Europe, a continent viewed as the centre of the universe is, in fact, an offshoot of Asia. Great Britain, former centre of the world’s largest empire, lies on the outskirts of Europe. The Old Forge, a pub on Scotland’s Knoydart peninsula, can only be reached on foot or by boat. And on a Tuesday in May 1994, two men sat in that very place: “the most remote pub on mainland Britain.”
These intrepid travellers had just finished a two-week group tour: one as skipper of a small motorboat, the other as guide of a German tour group. The past 14 days hadn’t been easy, but remoteness does have its benefits: the Old Forge didn’t have closing hours. The beer – ale in Scotland – flowed freely. Both men dreamed of independent travel with likeminded friends – without the constraints of a trip planned at a desktop. Taking it all in, Toby – the skipper – waxed poetic about far off-shore islands, the Outer Hebrides, with pristine 200-meter seawalls, yet untouched by human hands.

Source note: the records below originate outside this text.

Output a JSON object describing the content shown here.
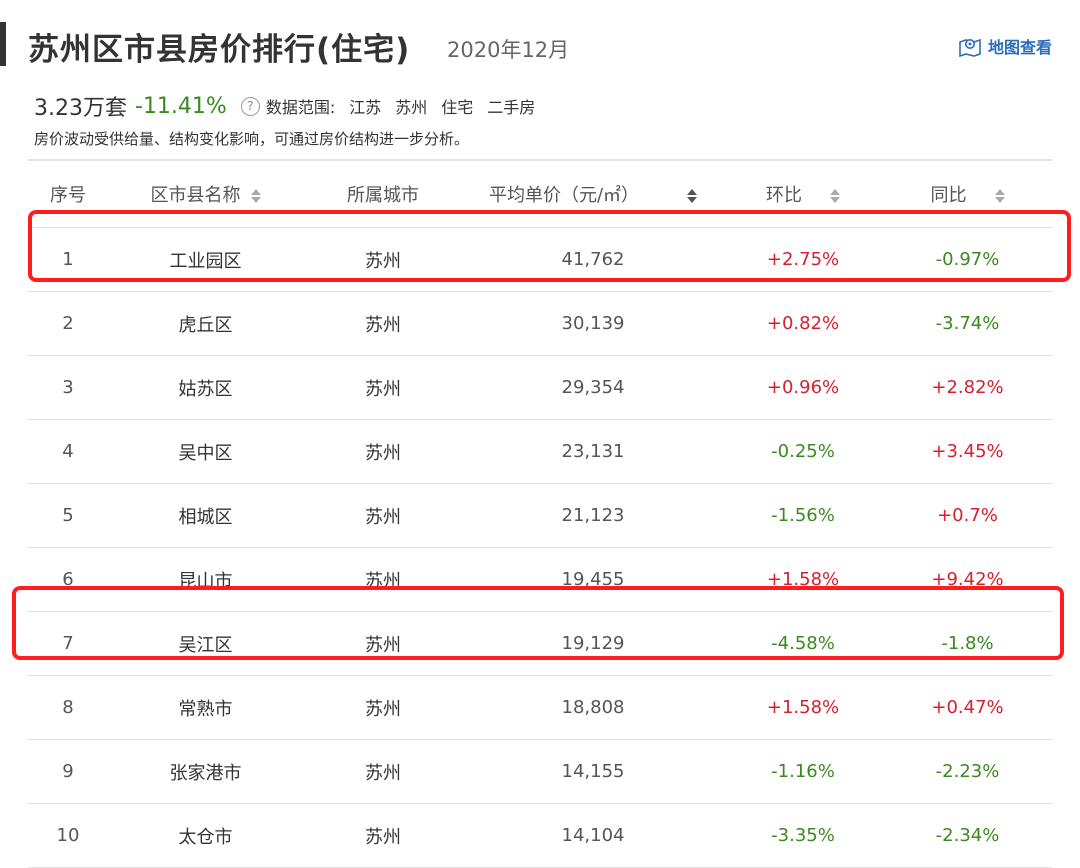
{
  "header": {
    "title": "苏州区市县房价排行(住宅)",
    "date": "2020年12月",
    "map_link": "地图查看"
  },
  "summary": {
    "count": "3.23万套",
    "change": "-11.41%",
    "range_label": "数据范围:",
    "range_values": [
      "江苏",
      "苏州",
      "住宅",
      "二手房"
    ],
    "note": "房价波动受供给量、结构变化影响，可通过房价结构进一步分析。"
  },
  "table": {
    "columns": [
      "序号",
      "区市县名称",
      "所属城市",
      "平均单价（元/㎡）",
      "环比",
      "同比"
    ],
    "rows": [
      {
        "rank": "1",
        "name": "工业园区",
        "city": "苏州",
        "price": "41,762",
        "mom": "+2.75%",
        "yoy": "-0.97%"
      },
      {
        "rank": "2",
        "name": "虎丘区",
        "city": "苏州",
        "price": "30,139",
        "mom": "+0.82%",
        "yoy": "-3.74%"
      },
      {
        "rank": "3",
        "name": "姑苏区",
        "city": "苏州",
        "price": "29,354",
        "mom": "+0.96%",
        "yoy": "+2.82%"
      },
      {
        "rank": "4",
        "name": "吴中区",
        "city": "苏州",
        "price": "23,131",
        "mom": "-0.25%",
        "yoy": "+3.45%"
      },
      {
        "rank": "5",
        "name": "相城区",
        "city": "苏州",
        "price": "21,123",
        "mom": "-1.56%",
        "yoy": "+0.7%"
      },
      {
        "rank": "6",
        "name": "昆山市",
        "city": "苏州",
        "price": "19,455",
        "mom": "+1.58%",
        "yoy": "+9.42%"
      },
      {
        "rank": "7",
        "name": "吴江区",
        "city": "苏州",
        "price": "19,129",
        "mom": "-4.58%",
        "yoy": "-1.8%"
      },
      {
        "rank": "8",
        "name": "常熟市",
        "city": "苏州",
        "price": "18,808",
        "mom": "+1.58%",
        "yoy": "+0.47%"
      },
      {
        "rank": "9",
        "name": "张家港市",
        "city": "苏州",
        "price": "14,155",
        "mom": "-1.16%",
        "yoy": "-2.23%"
      },
      {
        "rank": "10",
        "name": "太仓市",
        "city": "苏州",
        "price": "14,104",
        "mom": "-3.35%",
        "yoy": "-2.34%"
      }
    ]
  },
  "colors": {
    "positive": "#d6202f",
    "negative": "#3a8a1e",
    "highlight": "#ff1d1d",
    "link": "#2a6ebb"
  },
  "highlighted_ranks": [
    "1",
    "7"
  ]
}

The other climber, with northern German roots, listened raptly. The next morning the only distinct images which remained in the men’s minds were the pristine seawalls on the outskirts of Scotland and a vague plan to climb there one day. “See you on Mingulay!”
The Outer Hebrides: Home of the greatest sea cliff trad climbing in the world
Fast forward twenty years, and the seawalls of the three southern most islands of the Outer Hebrides, Pabbay, Mingulay and Berneray are considered – according to Climb Magazine in May 2015 – “home of the greatest sea cliff trad climbing in the world”.
Reason enough for Ralf Gantzhorn, the German climber sitting at The Old Forge in 1994, to visit the island a third time after his 1995 and 1998 trips there.
Part I of the journey
To be continued…
Photogallery: Ralf Gantzhorn und Hannes Mair